→ Work request
From the first line to the last, restate the data exactly, leaving out the images.

→ Given data

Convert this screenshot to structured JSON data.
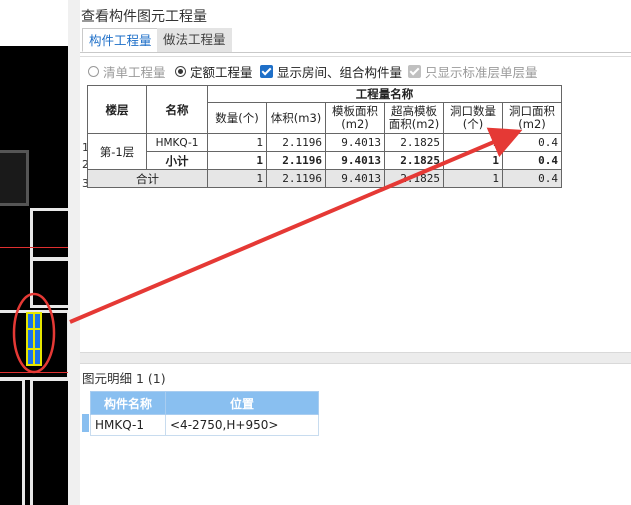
{
  "dialog": {
    "title": "查看构件图元工程量",
    "tabs": [
      {
        "label": "构件工程量",
        "active": true
      },
      {
        "label": "做法工程量",
        "active": false
      }
    ],
    "options": [
      {
        "label": "清单工程量",
        "type": "radio",
        "checked": false,
        "enabled": false
      },
      {
        "label": "定额工程量",
        "type": "radio",
        "checked": true,
        "enabled": true
      },
      {
        "label": "显示房间、组合构件量",
        "type": "checkbox",
        "checked": true,
        "enabled": true
      },
      {
        "label": "只显示标准层单层量",
        "type": "checkbox",
        "checked": true,
        "enabled": false
      }
    ]
  },
  "quantity_table": {
    "group_header": "工程量名称",
    "floor_header": "楼层",
    "name_header": "名称",
    "columns": [
      "数量(个)",
      "体积(m3)",
      "模板面积(m2)",
      "超高模板面积(m2)",
      "洞口数量(个)",
      "洞口面积(m2)"
    ],
    "row_numbers": [
      "1",
      "2",
      "3"
    ],
    "floor": "第-1层",
    "rows": [
      {
        "name": "HMKQ-1",
        "values": [
          "1",
          "2.1196",
          "9.4013",
          "2.1825",
          "1",
          "0.4"
        ]
      },
      {
        "name": "小计",
        "values": [
          "1",
          "2.1196",
          "9.4013",
          "2.1825",
          "1",
          "0.4"
        ]
      }
    ],
    "total": {
      "label": "合计",
      "values": [
        "1",
        "2.1196",
        "9.4013",
        "2.1825",
        "1",
        "0.4"
      ]
    }
  },
  "detail": {
    "label": "图元明细",
    "count": "1 (1)",
    "headers": [
      "构件名称",
      "位置"
    ],
    "row": {
      "name": "HMKQ-1",
      "position": "<4-2750,H+950>"
    }
  },
  "colors": {
    "accent": "#1e6fc8",
    "detail_header": "#89bff0",
    "annotation_red": "#e53935",
    "highlight_fill": "#1b73e8",
    "highlight_border": "#e6e600"
  }
}
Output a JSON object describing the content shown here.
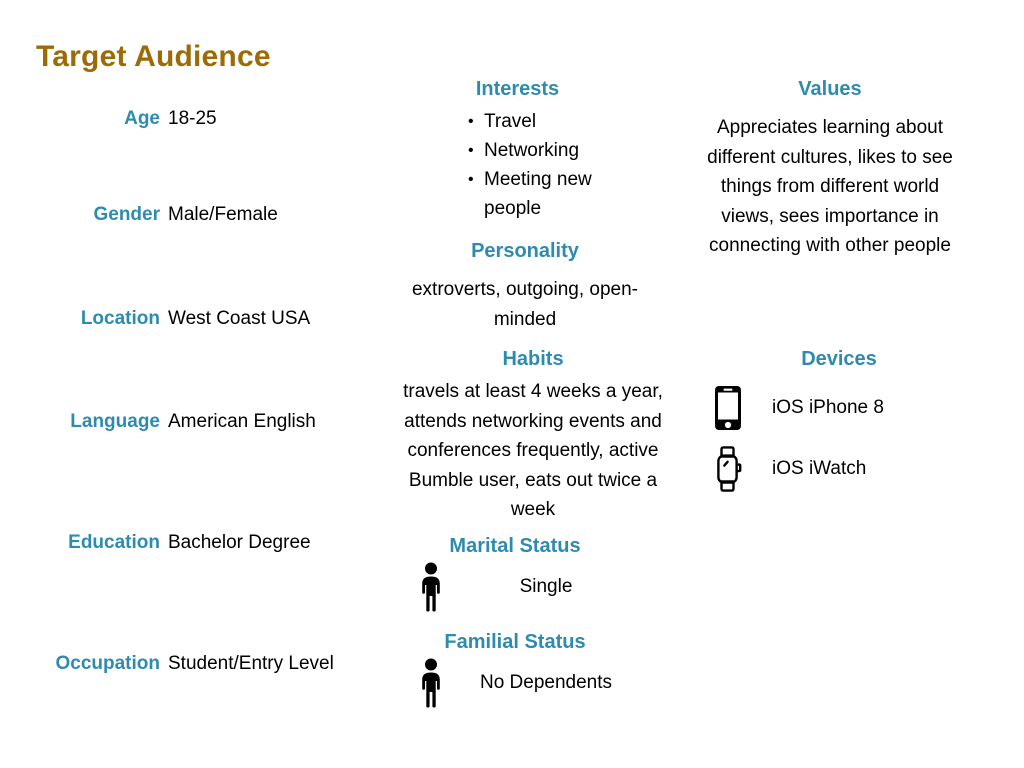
{
  "title": "Target Audience",
  "theme": {
    "title_color": "#9c6b06",
    "heading_color": "#2e8bb0",
    "text_color": "#000000",
    "background": "#ffffff"
  },
  "attributes": [
    {
      "label": "Age",
      "value": "18-25"
    },
    {
      "label": "Gender",
      "value": "Male/Female"
    },
    {
      "label": "Location",
      "value": "West Coast USA"
    },
    {
      "label": "Language",
      "value": "American English"
    },
    {
      "label": "Education",
      "value": "Bachelor Degree"
    },
    {
      "label": "Occupation",
      "value": "Student/Entry Level"
    }
  ],
  "interests": {
    "heading": "Interests",
    "items": [
      "Travel",
      "Networking",
      "Meeting new people"
    ]
  },
  "personality": {
    "heading": "Personality",
    "text": "extroverts, outgoing, open-minded"
  },
  "habits": {
    "heading": "Habits",
    "text": "travels at least 4 weeks a year, attends networking events and conferences frequently, active Bumble user, eats out twice a week"
  },
  "marital_status": {
    "heading": "Marital Status",
    "icon": "person-icon",
    "value": "Single"
  },
  "familial_status": {
    "heading": "Familial Status",
    "icon": "person-icon",
    "value": "No Dependents"
  },
  "values": {
    "heading": "Values",
    "text": "Appreciates learning about different cultures, likes to see things from different world views, sees importance in connecting with other people"
  },
  "devices": {
    "heading": "Devices",
    "items": [
      {
        "icon": "smartphone-icon",
        "label": "iOS iPhone 8"
      },
      {
        "icon": "smartwatch-icon",
        "label": "iOS iWatch"
      }
    ]
  }
}
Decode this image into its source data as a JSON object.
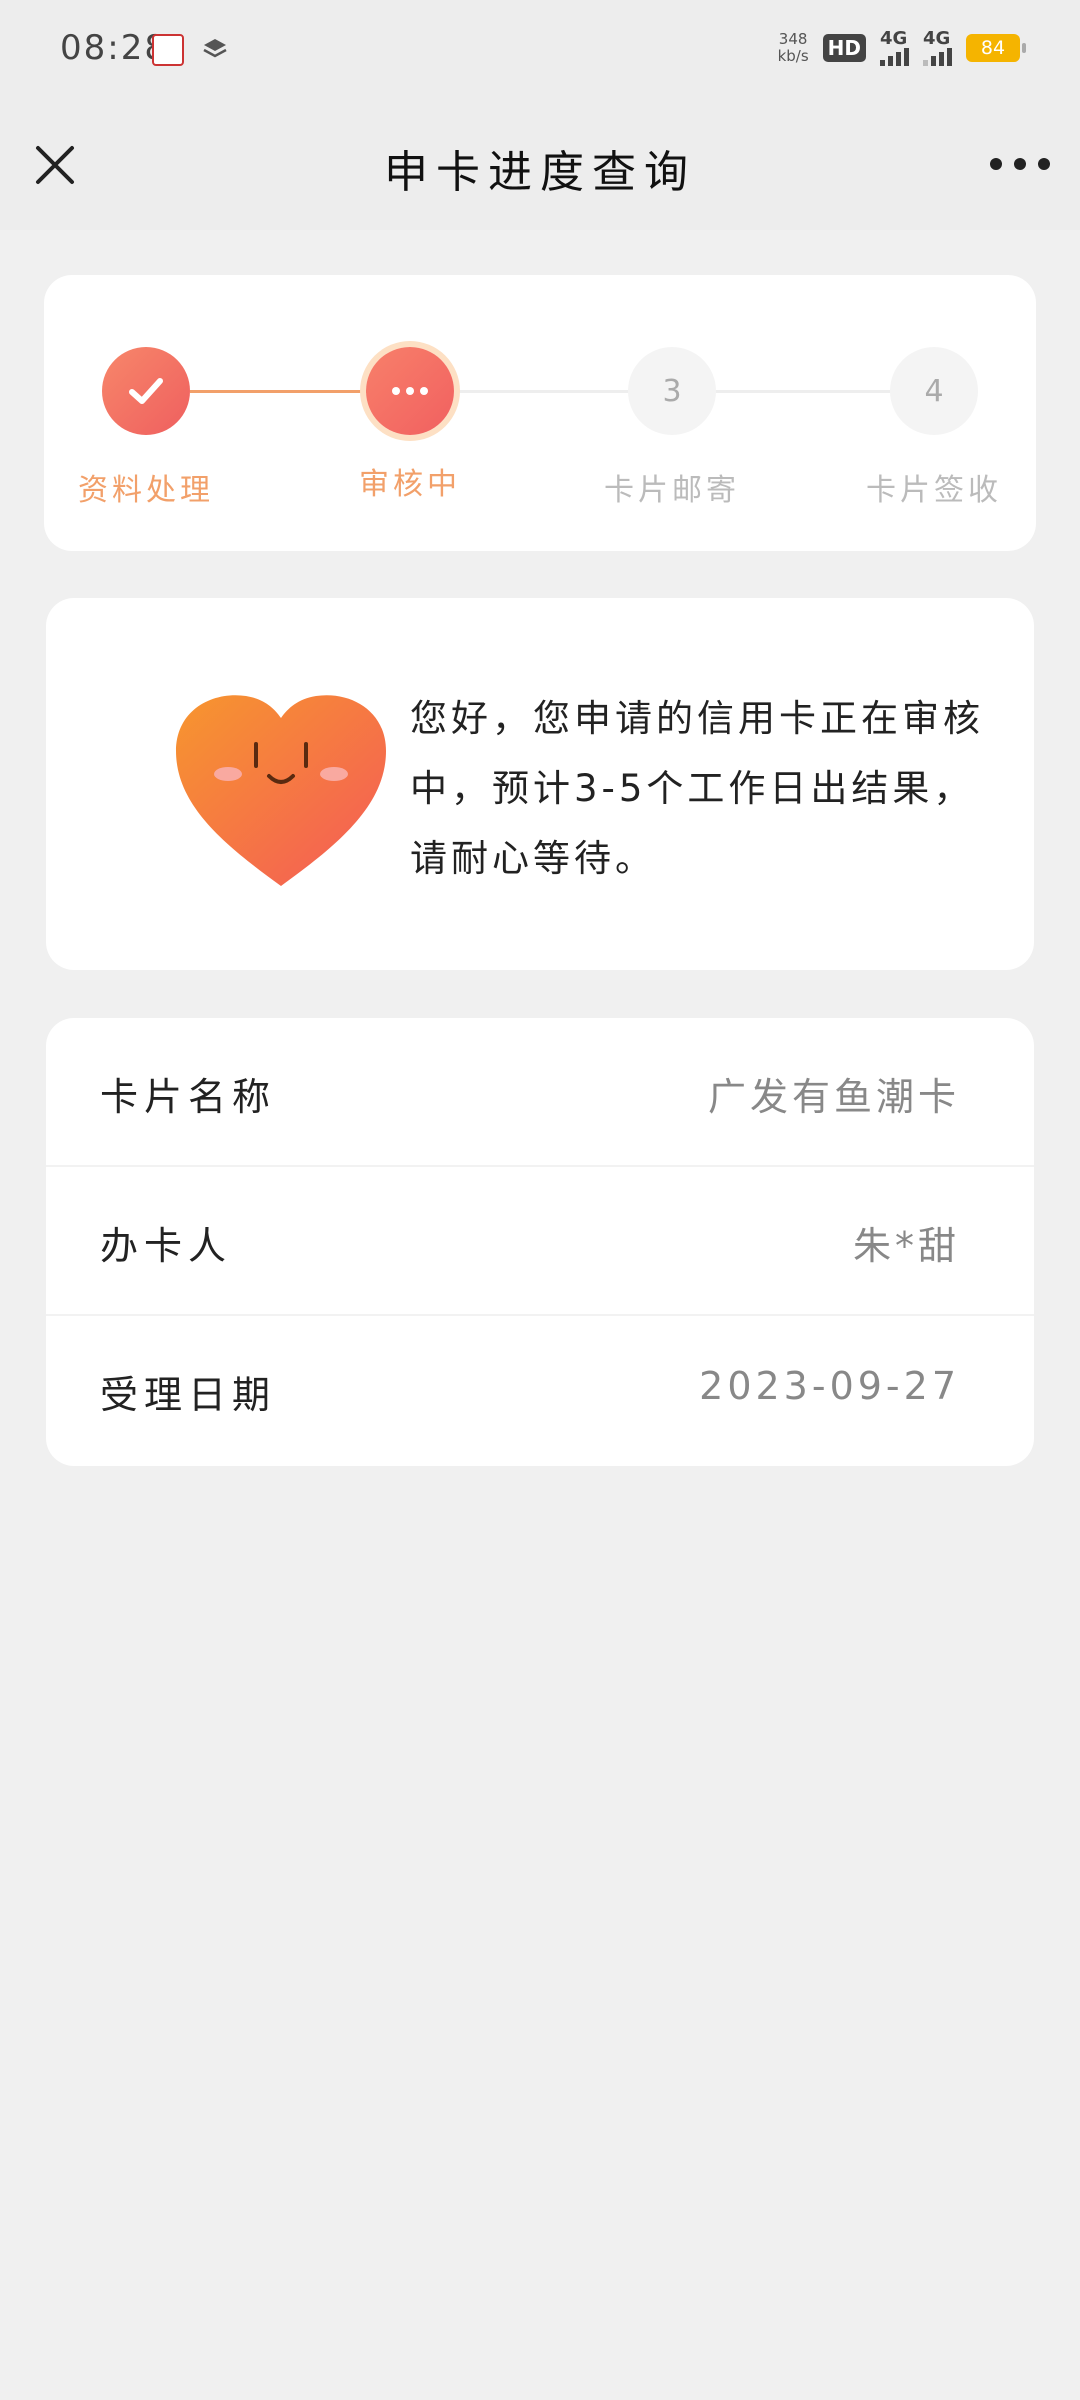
{
  "status_bar": {
    "time": "08:28",
    "net_speed_value": "348",
    "net_speed_unit": "kb/s",
    "hd_label": "HD",
    "sim1_label": "4G",
    "sim2_label": "4G",
    "battery": "84"
  },
  "nav": {
    "title": "申卡进度查询"
  },
  "steps": [
    {
      "number": "",
      "label": "资料处理",
      "state": "done"
    },
    {
      "number": "",
      "label": "审核中",
      "state": "active"
    },
    {
      "number": "3",
      "label": "卡片邮寄",
      "state": "pending"
    },
    {
      "number": "4",
      "label": "卡片签收",
      "state": "pending"
    }
  ],
  "message": {
    "text": "您好，您申请的信用卡正在审核中，预计3-5个工作日出结果，请耐心等待。"
  },
  "info": {
    "rows": [
      {
        "label": "卡片名称",
        "value": "广发有鱼潮卡"
      },
      {
        "label": "办卡人",
        "value": "朱*甜"
      },
      {
        "label": "受理日期",
        "value": "2023-09-27"
      }
    ]
  },
  "colors": {
    "accent": "#f16060",
    "accent_light": "#f2a06a",
    "page_bg": "#f0f0f0"
  },
  "icons": {
    "close": "close-icon",
    "more": "more-icon",
    "check": "check-icon",
    "dots": "ellipsis-icon",
    "heart": "smiling-heart-icon"
  }
}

→ Your response
Convert this screenshot to structured JSON data.
{
  "dialog": {
    "title": "查看构件图元工程量",
    "tabs": [
      {
        "label": "构件工程量",
        "active": true
      },
      {
        "label": "做法工程量",
        "active": false
      }
    ],
    "options": [
      {
        "label": "清单工程量",
        "type": "radio",
        "checked": false,
        "enabled": false
      },
      {
        "label": "定额工程量",
        "type": "radio",
        "checked": true,
        "enabled": true
      },
      {
        "label": "显示房间、组合构件量",
        "type": "checkbox",
        "checked": true,
        "enabled": true
      },
      {
        "label": "只显示标准层单层量",
        "type": "checkbox",
        "checked": true,
        "enabled": false
      }
    ]
  },
  "quantity_table": {
    "group_header": "工程量名称",
    "floor_header": "楼层",
    "name_header": "名称",
    "columns": [
      "数量(个)",
      "体积(m3)",
      "模板面积(m2)",
      "超高模板面积(m2)",
      "洞口数量(个)",
      "洞口面积(m2)"
    ],
    "row_numbers": [
      "1",
      "2",
      "3"
    ],
    "floor": "第-1层",
    "rows": [
      {
        "name": "HMKQ-1",
        "values": [
          "1",
          "2.1196",
          "9.4013",
          "2.1825",
          "1",
          "0.4"
        ]
      },
      {
        "name": "小计",
        "values": [
          "1",
          "2.1196",
          "9.4013",
          "2.1825",
          "1",
          "0.4"
        ]
      }
    ],
    "total": {
      "label": "合计",
      "values": [
        "1",
        "2.1196",
        "9.4013",
        "2.1825",
        "1",
        "0.4"
      ]
    }
  },
  "detail": {
    "label": "图元明细",
    "count": "1 (1)",
    "headers": [
      "构件名称",
      "位置"
    ],
    "row": {
      "name": "HMKQ-1",
      "position": "<4-2750,H+950>"
    }
  },
  "colors": {
    "accent": "#1e6fc8",
    "detail_header": "#89bff0",
    "annotation_red": "#e53935",
    "highlight_fill": "#1b73e8",
    "highlight_border": "#e6e600"
  }
}
Output a JSON object describing the content shown here.
{
  "title": "Target Audience",
  "theme": {
    "title_color": "#9c6b06",
    "heading_color": "#2e8bb0",
    "text_color": "#000000",
    "background": "#ffffff"
  },
  "attributes": [
    {
      "label": "Age",
      "value": "18-25"
    },
    {
      "label": "Gender",
      "value": "Male/Female"
    },
    {
      "label": "Location",
      "value": "West Coast USA"
    },
    {
      "label": "Language",
      "value": "American English"
    },
    {
      "label": "Education",
      "value": "Bachelor Degree"
    },
    {
      "label": "Occupation",
      "value": "Student/Entry Level"
    }
  ],
  "interests": {
    "heading": "Interests",
    "items": [
      "Travel",
      "Networking",
      "Meeting new people"
    ]
  },
  "personality": {
    "heading": "Personality",
    "text": "extroverts, outgoing, open-minded"
  },
  "habits": {
    "heading": "Habits",
    "text": "travels at least 4 weeks a year, attends networking events and conferences frequently, active Bumble user, eats out twice a week"
  },
  "marital_status": {
    "heading": "Marital Status",
    "icon": "person-icon",
    "value": "Single"
  },
  "familial_status": {
    "heading": "Familial Status",
    "icon": "person-icon",
    "value": "No Dependents"
  },
  "values": {
    "heading": "Values",
    "text": "Appreciates learning about different cultures, likes to see things from different world views, sees importance in connecting with other people"
  },
  "devices": {
    "heading": "Devices",
    "items": [
      {
        "icon": "smartphone-icon",
        "label": "iOS iPhone 8"
      },
      {
        "icon": "smartwatch-icon",
        "label": "iOS iWatch"
      }
    ]
  }
}
Decode this image into its source data as a JSON object.
{
  "status_bar": {
    "time": "08:28",
    "net_speed_value": "348",
    "net_speed_unit": "kb/s",
    "hd_label": "HD",
    "sim1_label": "4G",
    "sim2_label": "4G",
    "battery": "84"
  },
  "nav": {
    "title": "申卡进度查询"
  },
  "steps": [
    {
      "number": "",
      "label": "资料处理",
      "state": "done"
    },
    {
      "number": "",
      "label": "审核中",
      "state": "active"
    },
    {
      "number": "3",
      "label": "卡片邮寄",
      "state": "pending"
    },
    {
      "number": "4",
      "label": "卡片签收",
      "state": "pending"
    }
  ],
  "message": {
    "text": "您好，您申请的信用卡正在审核中，预计3-5个工作日出结果，请耐心等待。"
  },
  "info": {
    "rows": [
      {
        "label": "卡片名称",
        "value": "广发有鱼潮卡"
      },
      {
        "label": "办卡人",
        "value": "朱*甜"
      },
      {
        "label": "受理日期",
        "value": "2023-09-27"
      }
    ]
  },
  "colors": {
    "accent": "#f16060",
    "accent_light": "#f2a06a",
    "page_bg": "#f0f0f0"
  },
  "icons": {
    "close": "close-icon",
    "more": "more-icon",
    "check": "check-icon",
    "dots": "ellipsis-icon",
    "heart": "smiling-heart-icon"
  }
}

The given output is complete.